One of our good customers had this to say about some Hot Stampers he played at a stereo show recently. You can read all about it here.
We carried on the conversation:
Thank you and for sure I’d be more than happy to spread the word more and help out! Send me cards for sure. I’m def a Better Records disciple.
You should consider teaming up with a room at the show next time, I think worth your while. Time to break the grip of the Mofi Mafia at these shows.
All the best, Mike
We went to some shows years ago and nothing came of it.
It may turn out that none of these people will ever want to pay good money for hot stampers. I wrote about it here:
“No one doubted your records after this listening session.”
Experience over many years has borne out this view, disappointing as it may be.
The audiophiles who go to shows for some reason don’t seem to be able to wrap their heads around the Hot Stamper concept.

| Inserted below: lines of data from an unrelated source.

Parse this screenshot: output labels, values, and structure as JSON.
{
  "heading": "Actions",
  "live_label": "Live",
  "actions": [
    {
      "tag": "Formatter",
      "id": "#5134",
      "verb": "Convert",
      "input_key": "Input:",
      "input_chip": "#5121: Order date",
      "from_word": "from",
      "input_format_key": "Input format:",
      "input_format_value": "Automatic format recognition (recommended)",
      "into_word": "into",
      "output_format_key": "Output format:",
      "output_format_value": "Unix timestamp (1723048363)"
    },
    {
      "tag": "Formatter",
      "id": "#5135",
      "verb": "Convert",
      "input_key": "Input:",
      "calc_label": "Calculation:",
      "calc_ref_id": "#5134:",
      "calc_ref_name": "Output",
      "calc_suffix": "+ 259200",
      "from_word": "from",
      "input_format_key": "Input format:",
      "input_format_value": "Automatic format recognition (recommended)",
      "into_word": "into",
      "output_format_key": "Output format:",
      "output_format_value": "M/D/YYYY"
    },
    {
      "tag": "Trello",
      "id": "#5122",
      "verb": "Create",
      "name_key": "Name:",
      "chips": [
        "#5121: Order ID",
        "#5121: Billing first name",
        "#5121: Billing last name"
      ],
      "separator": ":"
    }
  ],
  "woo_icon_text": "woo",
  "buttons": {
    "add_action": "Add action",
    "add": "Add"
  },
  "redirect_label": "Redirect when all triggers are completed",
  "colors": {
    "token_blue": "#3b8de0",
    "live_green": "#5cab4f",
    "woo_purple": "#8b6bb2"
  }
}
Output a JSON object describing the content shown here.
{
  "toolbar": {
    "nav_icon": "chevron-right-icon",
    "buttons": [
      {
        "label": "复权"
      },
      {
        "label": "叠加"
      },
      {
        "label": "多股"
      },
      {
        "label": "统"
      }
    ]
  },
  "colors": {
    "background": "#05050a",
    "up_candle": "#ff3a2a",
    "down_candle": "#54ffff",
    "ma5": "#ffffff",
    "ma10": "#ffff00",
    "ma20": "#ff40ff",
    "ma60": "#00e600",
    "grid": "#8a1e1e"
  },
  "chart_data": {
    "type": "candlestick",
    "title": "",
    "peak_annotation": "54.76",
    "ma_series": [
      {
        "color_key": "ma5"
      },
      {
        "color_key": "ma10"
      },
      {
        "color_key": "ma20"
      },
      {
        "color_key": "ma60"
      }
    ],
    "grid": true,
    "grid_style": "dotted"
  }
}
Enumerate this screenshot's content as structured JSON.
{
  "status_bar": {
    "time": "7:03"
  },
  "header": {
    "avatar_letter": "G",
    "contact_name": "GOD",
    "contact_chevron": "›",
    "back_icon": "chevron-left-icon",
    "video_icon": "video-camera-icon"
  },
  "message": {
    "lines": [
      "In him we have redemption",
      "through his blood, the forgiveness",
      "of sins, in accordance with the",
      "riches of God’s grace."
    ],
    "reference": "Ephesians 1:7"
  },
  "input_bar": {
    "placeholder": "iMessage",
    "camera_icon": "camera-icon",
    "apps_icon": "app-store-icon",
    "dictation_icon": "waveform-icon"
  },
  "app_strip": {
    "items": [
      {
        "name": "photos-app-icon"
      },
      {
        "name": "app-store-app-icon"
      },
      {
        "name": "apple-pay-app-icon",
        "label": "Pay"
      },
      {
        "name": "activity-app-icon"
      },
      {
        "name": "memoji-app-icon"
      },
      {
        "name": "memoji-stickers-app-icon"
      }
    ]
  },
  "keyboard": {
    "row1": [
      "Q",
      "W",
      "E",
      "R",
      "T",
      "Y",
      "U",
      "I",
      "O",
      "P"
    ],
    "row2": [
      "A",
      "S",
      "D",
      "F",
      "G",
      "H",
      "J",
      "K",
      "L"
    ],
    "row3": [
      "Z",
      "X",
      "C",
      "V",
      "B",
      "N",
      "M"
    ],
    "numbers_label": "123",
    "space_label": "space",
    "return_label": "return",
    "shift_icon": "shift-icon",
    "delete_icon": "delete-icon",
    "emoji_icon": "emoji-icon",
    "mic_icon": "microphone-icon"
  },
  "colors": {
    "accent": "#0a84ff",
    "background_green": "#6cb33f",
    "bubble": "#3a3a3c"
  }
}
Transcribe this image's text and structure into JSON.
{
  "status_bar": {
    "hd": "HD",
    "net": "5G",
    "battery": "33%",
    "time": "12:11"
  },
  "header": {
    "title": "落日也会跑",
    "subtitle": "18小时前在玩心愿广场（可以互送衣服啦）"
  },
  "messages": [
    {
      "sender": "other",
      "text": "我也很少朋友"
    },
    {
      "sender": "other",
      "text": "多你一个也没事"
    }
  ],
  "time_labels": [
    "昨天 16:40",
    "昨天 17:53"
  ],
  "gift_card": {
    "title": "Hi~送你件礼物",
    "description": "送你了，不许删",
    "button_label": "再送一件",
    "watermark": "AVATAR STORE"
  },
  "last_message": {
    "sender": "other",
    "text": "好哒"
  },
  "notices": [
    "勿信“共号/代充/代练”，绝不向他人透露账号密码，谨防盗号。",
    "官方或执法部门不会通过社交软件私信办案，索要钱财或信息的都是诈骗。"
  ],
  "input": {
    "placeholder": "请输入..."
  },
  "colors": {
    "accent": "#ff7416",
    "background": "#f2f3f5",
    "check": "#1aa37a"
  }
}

Hard to imagine that none of them can afford our records. The money someone might pay for three wacky MoFis or three Analogue Productions disasters would probably get you one very good sounding Hot Stamper pressing. In my book, one good record that you might actually listen to and enjoy often is a lot better than any number of modern records that you will seldom play and more than likely simply file away on the shelf to collect dust.
I’m guessing. I don’t really know what people do with all these mediocre-at-best sounding reissues. I wrote about what I suspect happens to them here.
I Beg the Question
But this is purely an exercise in “begging the question.” I’m assuming things I do not know to be true, in order to make the very point I should have the burden of proving.
I need to provide evidence to back up my claim that these records don’t get played and enjoyed, but I have no evidence whatsoever that that is indeed the case.
It’s a naked expression of prejudice on my part, of assuming that what’s obviously true for me must be true for others. I don’t enjoy playing these Heavy Vinyl records, and I think that other audiophiles must be as disappointed by them as I am.
But Heavy Vinyl records are selling very well these days. Somebody must be buying them.
And they buy them even though, as our writer points out, they cannot begin to compete with a good vintage pressing.
(This happens to be something I have a lot of evidence for and can prove with ease. Practically every record on our site is a rebuttal to audiophile pressings from every era, made by every company in the remastering business. To find out how wrong these modern records are, all you need do is buy one of our Hot Stampers and play them head to head.)
Oh well. All we can do is keep trying to get the word out. And we thank you for your help showing audiophiles what they are missing. Because explaining doesn’t work. Only hearing works.